There are two things different about Morrisville State College this week. One is the campus-wide wireless LAN, with about 700 access points, including 10 brand new draft IEEE 802.11n access points from Meru Networks.
The second thing is there are now 3,000 students back on campus, all extremely unwired.
And while they can connect wirelessly to the campus net in classrooms and dorms and even outdoors, the place where they notice a real difference is in "Mustang Alley," a combination food court, coffee house, and general student hangout. It's here the first crop of 11n access points have been deployed, where they are guaranteed to get a workout. By later this fall, the campus will be all-11n, the first large-scale deployment of the high-throughput standard.
Tests by the IT staff found the 11n access points were delivering "unbelievable results" compared to performance of 11g an 11a access points. The incoming students are noticing a difference between the Mustang Alley 11n 11n zone and the rest of the net.
Jean Boland, the schools' VP of Information Services has been visiting Mustang Alley, chatting with students who are working, socializing or playing on their wireless notebooks. "The most interesting response I got was from one student who said the wireless network is 'wicked fast here' at Mustang Alley," she says.
That's a telling comment. The campus is now blanketed with Meru's 802.11abg access points, each one making available to a group of connecting students about 20-25Mbps throughput.
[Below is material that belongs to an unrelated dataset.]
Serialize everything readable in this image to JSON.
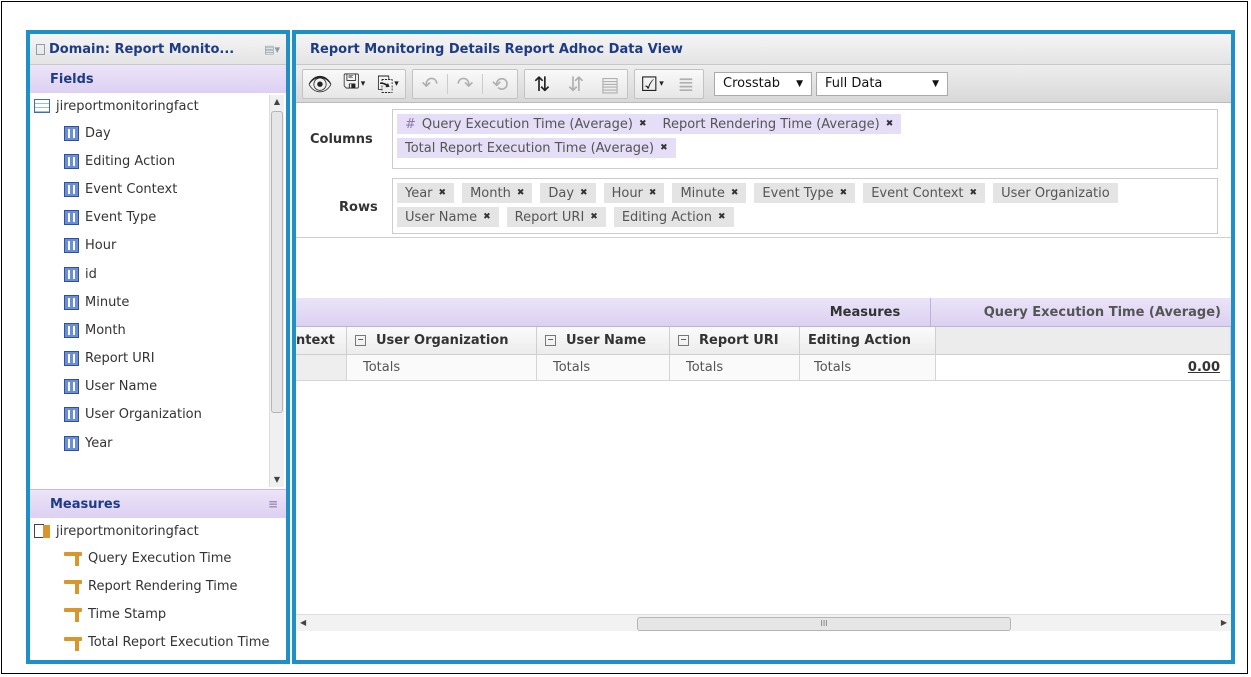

Also part of the deployment is Meru's companion high-end controller, the MC5000. But each of the two 11n radios in the Meru access points can deliver 150Mbps or more, and do so more consistently and reliably.
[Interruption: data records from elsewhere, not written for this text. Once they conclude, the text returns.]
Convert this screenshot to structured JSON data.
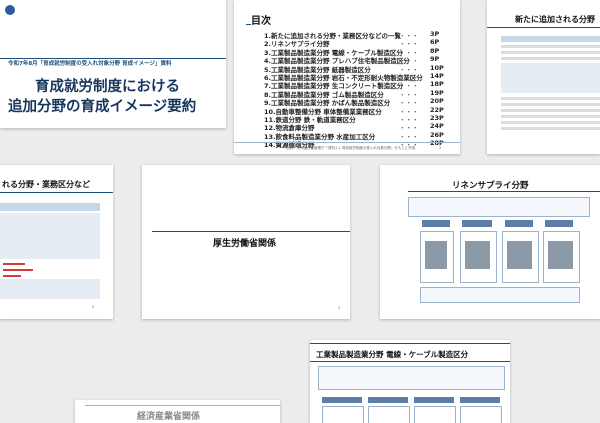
{
  "slides": {
    "title": {
      "header": "令和7年8月「育成就労制度の受入れ対象分野 育成イメージ」資料",
      "line1": "育成就労制度における",
      "line2": "追加分野の育成イメージ要約"
    },
    "toc": {
      "heading": "目次",
      "items": [
        {
          "label": "1.新たに追加される分野・業務区分などの一覧",
          "page": "3P"
        },
        {
          "label": "2.リネンサプライ分野",
          "page": "6P"
        },
        {
          "label": "3.工業製品製造業分野 電線・ケーブル製造区分",
          "page": "8P"
        },
        {
          "label": "4.工業製品製造業分野 プレハブ住宅製品製造区分",
          "page": "9P"
        },
        {
          "label": "5.工業製品製造業分野 紙器製造区分",
          "page": "10P"
        },
        {
          "label": "6.工業製品製造業分野 岩石・不定形耐火物製造業区分",
          "page": "14P"
        },
        {
          "label": "7.工業製品製造業分野 生コンクリート製造区分",
          "page": "18P"
        },
        {
          "label": "8.工業製品製造業分野 ゴム製品製造区分",
          "page": "19P"
        },
        {
          "label": "9.工業製品製造業分野 かばん製品製造区分",
          "page": "20P"
        },
        {
          "label": "10.自動車整備分野 車体整備業業務区分",
          "page": "22P"
        },
        {
          "label": "11.鉄道分野 鉄・軌道業務区分",
          "page": "23P"
        },
        {
          "label": "12.物流倉庫分野",
          "page": "24P"
        },
        {
          "label": "13.飲食料品製造業分野 水産加工区分",
          "page": "26P"
        },
        {
          "label": "14.資源循環分野",
          "page": "28P"
        }
      ],
      "dots": "・・・",
      "footer": "出典：出入国在留管理庁「資料1-1 育成就労制度の受入れ対象分野」をもとに作成",
      "page": "2"
    },
    "new_fields": {
      "title": "新たに追加される分野"
    },
    "fields_list": {
      "title": "れる分野・業務区分など",
      "page": "5"
    },
    "mhlw": {
      "title": "厚生労働省関係",
      "page": "5"
    },
    "linen": {
      "title": "リネンサプライ分野",
      "page": "6"
    },
    "electric": {
      "title": "工業製品製造業分野 電線・ケーブル製造区分"
    },
    "meti": {
      "title": "経済産業省関係"
    }
  },
  "colors": {
    "accent": "#1f4e79",
    "title_blue": "#17365d",
    "red": "#d93a3a"
  }
}
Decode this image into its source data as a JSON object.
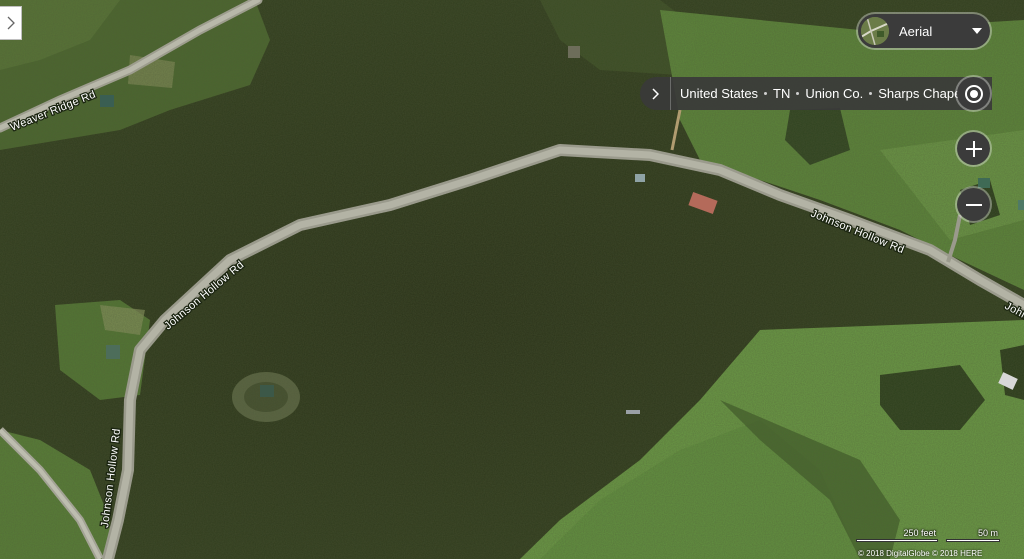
{
  "map": {
    "road_labels": {
      "weaver_ridge": "Weaver Ridge Rd",
      "johnson_hollow_left": "Johnson Hollow Rd",
      "johnson_hollow_mid": "Johnson Hollow Rd",
      "johnson_hollow_right": "Johnson Hollow Rd",
      "johnson_hollow_edge": "Johns"
    }
  },
  "controls": {
    "map_type": {
      "label": "Aerial",
      "icon": "aerial-thumbnail-icon"
    },
    "breadcrumb": {
      "items": [
        "United States",
        "TN",
        "Union Co.",
        "Sharps Chapel"
      ]
    },
    "locate_icon": "locate-me-icon",
    "zoom_in_icon": "plus-icon",
    "zoom_out_icon": "minus-icon"
  },
  "scale": {
    "feet": "250 feet",
    "meters": "50 m"
  },
  "copyright": "© 2018 DigitalGlobe © 2018 HERE",
  "colors": {
    "forest_dark": "#27331a",
    "field_green": "#5f8a3c",
    "road": "#a9a99c",
    "control_bg": "#3b3b3b"
  }
}
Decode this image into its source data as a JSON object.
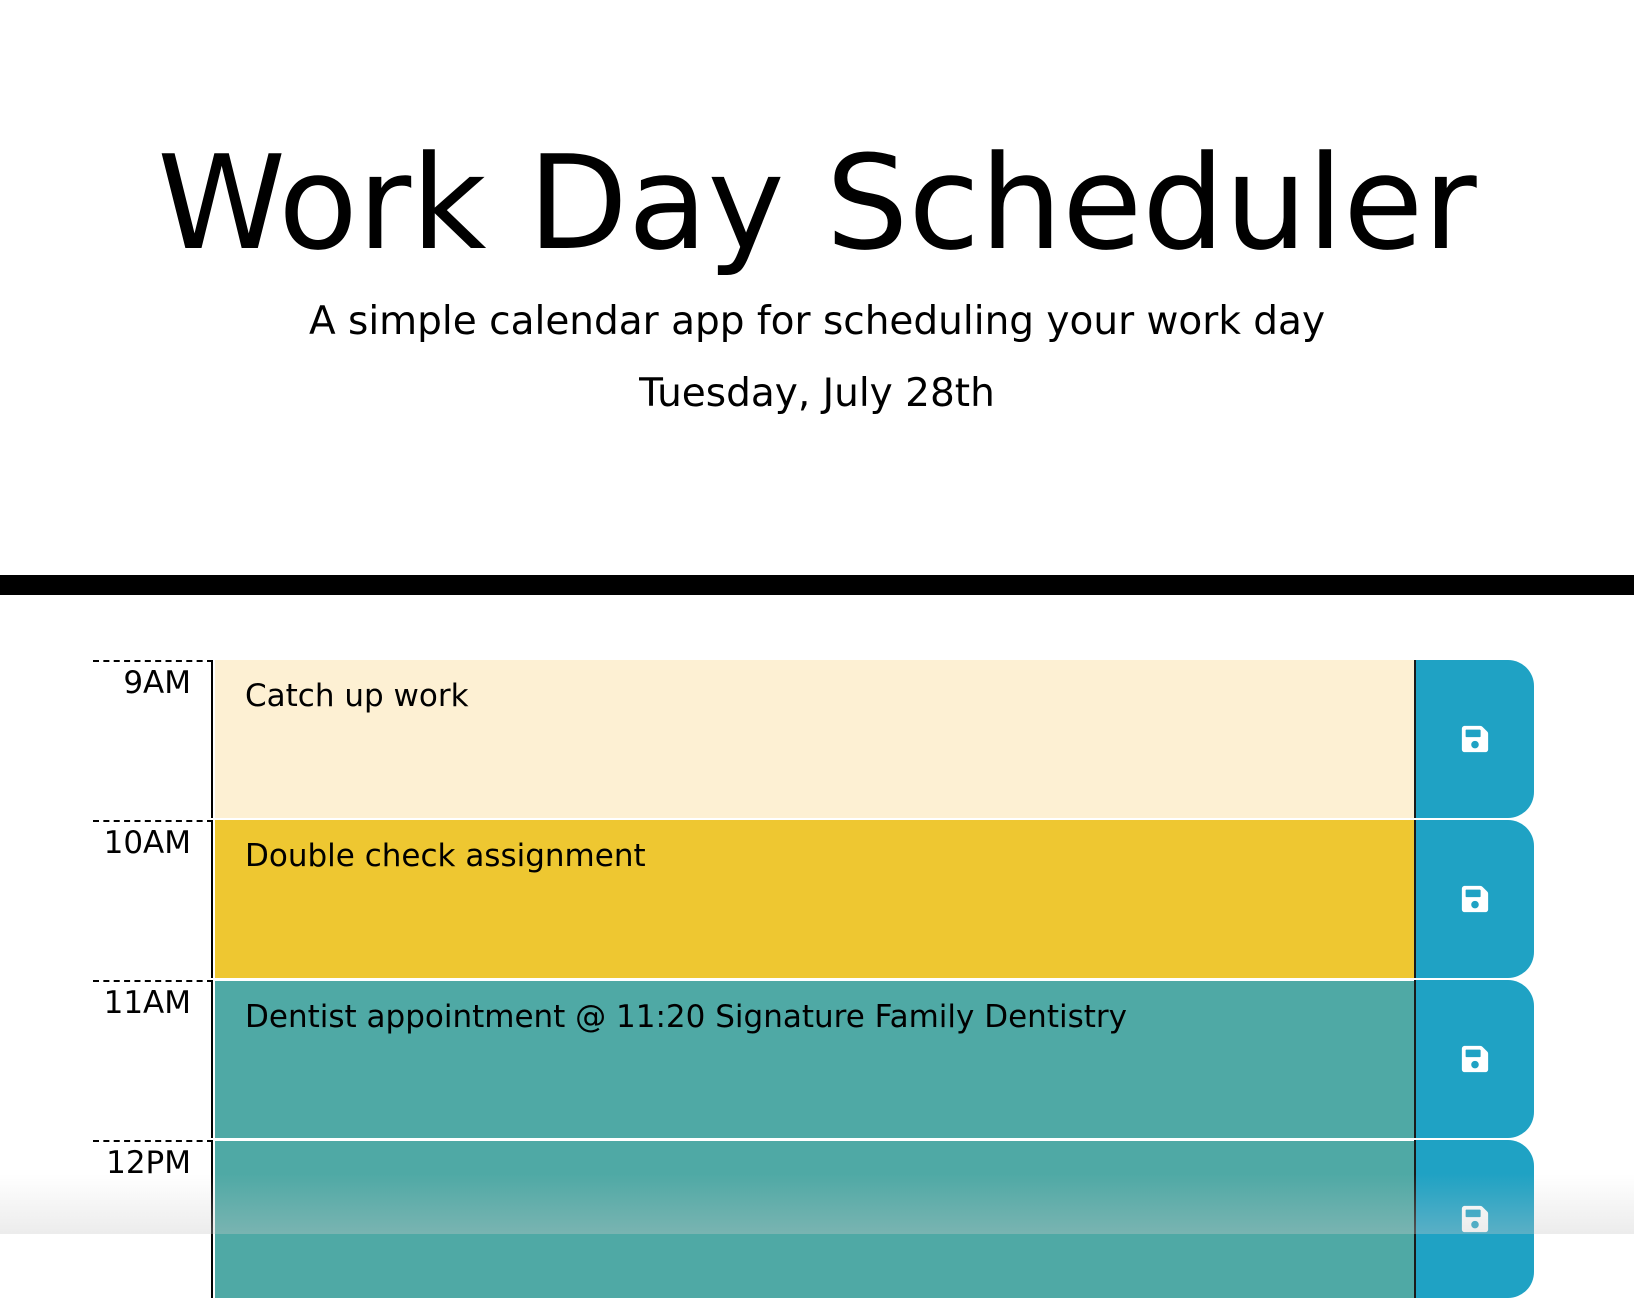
{
  "header": {
    "title": "Work Day Scheduler",
    "subtitle": "A simple calendar app for scheduling your work day",
    "current_date": "Tuesday, July 28th"
  },
  "colors": {
    "past": "#fdf0d3",
    "present": "#eec731",
    "future": "#4fa9a5",
    "save_button": "#1fa2c4",
    "divider": "#000000"
  },
  "timeblocks": [
    {
      "hour": "9AM",
      "text": "Catch up work",
      "status": "past",
      "save_icon": "save-icon"
    },
    {
      "hour": "10AM",
      "text": "Double check assignment",
      "status": "present",
      "save_icon": "save-icon"
    },
    {
      "hour": "11AM",
      "text": "Dentist appointment @ 11:20 Signature Family Dentistry",
      "status": "future",
      "save_icon": "save-icon"
    },
    {
      "hour": "12PM",
      "text": "",
      "status": "future",
      "save_icon": "save-icon"
    }
  ]
}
"Once we get 11n up and running everywhere on campus, it will become the new norm, the new expectation for WLAN performance," says Boland.
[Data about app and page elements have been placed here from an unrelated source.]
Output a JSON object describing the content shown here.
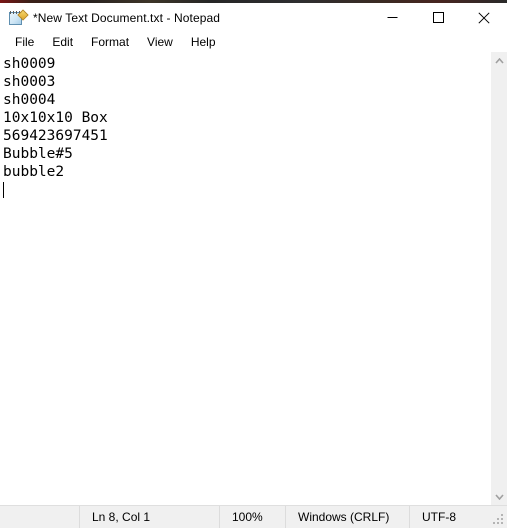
{
  "window": {
    "title": "*New Text Document.txt - Notepad",
    "icon": "notepad-icon",
    "controls": {
      "minimize_label": "Minimize",
      "maximize_label": "Maximize",
      "close_label": "Close"
    }
  },
  "menu": {
    "items": [
      {
        "label": "File"
      },
      {
        "label": "Edit"
      },
      {
        "label": "Format"
      },
      {
        "label": "View"
      },
      {
        "label": "Help"
      }
    ]
  },
  "editor": {
    "lines": [
      "sh0009",
      "sh0003",
      "sh0004",
      "10x10x10 Box",
      "569423697451",
      "Bubble#5",
      "bubble2"
    ],
    "caret_line": 8,
    "caret_column": 1
  },
  "scrollbar": {
    "up_arrow": "chevron-up-icon",
    "down_arrow": "chevron-down-icon"
  },
  "statusbar": {
    "position": "Ln 8, Col 1",
    "zoom": "100%",
    "line_ending": "Windows (CRLF)",
    "encoding": "UTF-8"
  },
  "colors": {
    "window_bg": "#ffffff",
    "chrome_bg": "#f0f0f0",
    "text": "#000000",
    "separator": "#dcdcdc",
    "scroll_arrow": "#a0a0a0"
  }
}
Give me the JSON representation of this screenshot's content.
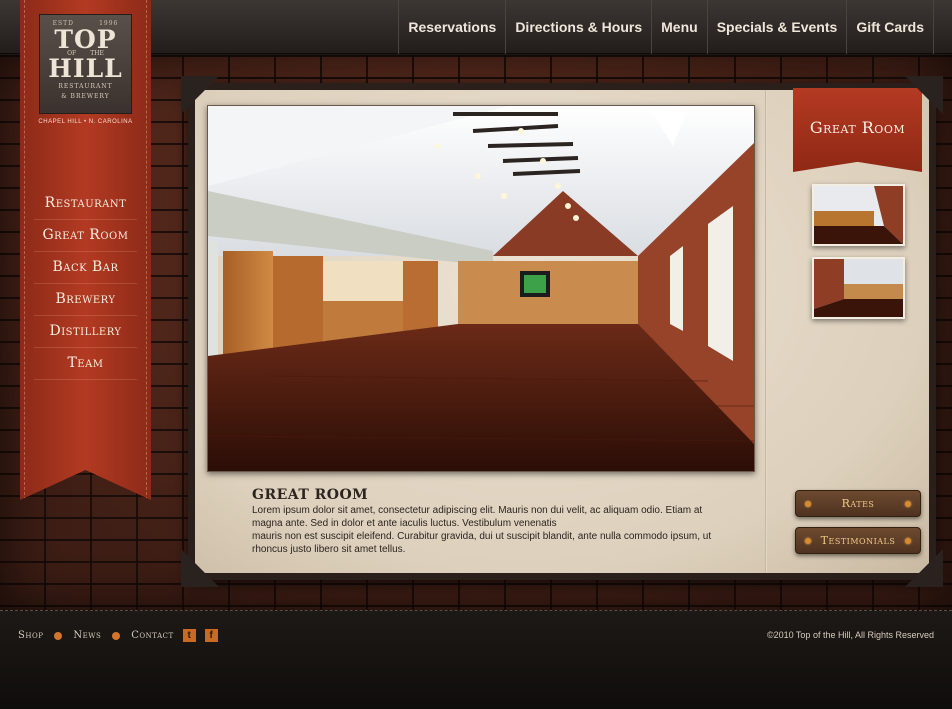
{
  "nav": {
    "items": [
      "Reservations",
      "Directions & Hours",
      "Menu",
      "Specials & Events",
      "Gift Cards"
    ]
  },
  "logo": {
    "estd": "ESTD",
    "year": "1996",
    "top": "TOP",
    "of": "OF",
    "the": "THE",
    "hill": "HILL",
    "line1": "RESTAURANT",
    "line2": "& BREWERY"
  },
  "location": "CHAPEL HILL • N. CAROLINA",
  "sidebar": {
    "items": [
      "Restaurant",
      "Great Room",
      "Back Bar",
      "Brewery",
      "Distillery",
      "Team"
    ]
  },
  "content": {
    "banner": "Great Room",
    "title": "GREAT ROOM",
    "body_line1": "Lorem ipsum dolor sit amet, consectetur adipiscing elit. Mauris non dui velit, ac aliquam odio. Etiam at magna ante. Sed in dolor et ante iaculis luctus. Vestibulum venenatis",
    "body_line2": "mauris non est suscipit eleifend. Curabitur gravida, dui ut suscipit blandit, ante nulla commodo ipsum, ut rhoncus justo libero sit amet tellus.",
    "buttons": [
      "Rates",
      "Testimonials"
    ]
  },
  "footer": {
    "links": [
      "Shop",
      "News",
      "Contact"
    ],
    "twitter_glyph": "t",
    "facebook_glyph": "f",
    "copyright": "©2010 Top of the Hill, All Rights Reserved"
  },
  "colors": {
    "ribbon_red": "#a3321d",
    "accent_orange": "#d1762a",
    "paper": "#e6dccb"
  }
}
That same shift in user expectation may start to occur in other enterprise deployments as more WLAN vendors introduce draft 11n access points later in 2007. Just last week, Cisco unveiled its own 11n product line, with network officials at beta tester Duke University reporting similar throughput as Morrisville.
And Morrisville's decision to create an enterprise WLAN based on WLAN might foreshadow enterprise IT thinking: facing either a new WLAN roll-out, or a major expansion or upgrade to an existing WLAN, some enterprises may decide to go with 11n sooner rather than later.
The rural New York college had to completely overhaul its slow, outdated wireless net. But given the availability of early enterprise-class 11n access points and both embedded and pluggable 11n NICs, the college decided that the draft 11n standard was ready for graduation.
During the past summer, the college IT staff with Meru and IBM's systems integration arm deployed across campus the vendor's existing top of the line 11abg access points. The first group of 10 11n devices arrived in August. The next batch is due on September 24, and after that, Morrisville gets priority on every 11n access point rolling off Meru's production line until all the 11abg devices are replaced, later this fall.
The deployment of the high-speed access points at Mustang Alley was smooth, says Matt Barber, the college's network administrator. "We're seeing a lot of people on it," he says. Overall, the entire WLAN will routinely have 1,000 simultaneous users, with traffic heaviest during the evening hours at the largely residential campus. "We've not come close to capacity anywhere on the wireless side," says Barber. And the college previously upgraded its Internet connection to two DS-3 circuits, with a combined capacity of 90Mbps. During busy times, traffic runs in the 50-60Mbps range.
The only glitches, annoying but minor, have been on the client side. One problem arose with the new notebooks for incoming freshmen: brand new Lenovo T61 notebooks, with an internal 11n radio chipset (which also can connect to 11g or 11a nets) and Microsoft Windows Vista. Vista's power management feature would repeatedly shut off the internal wireless card. The current work-around has been simple, says Barber: turn off Vista's power management.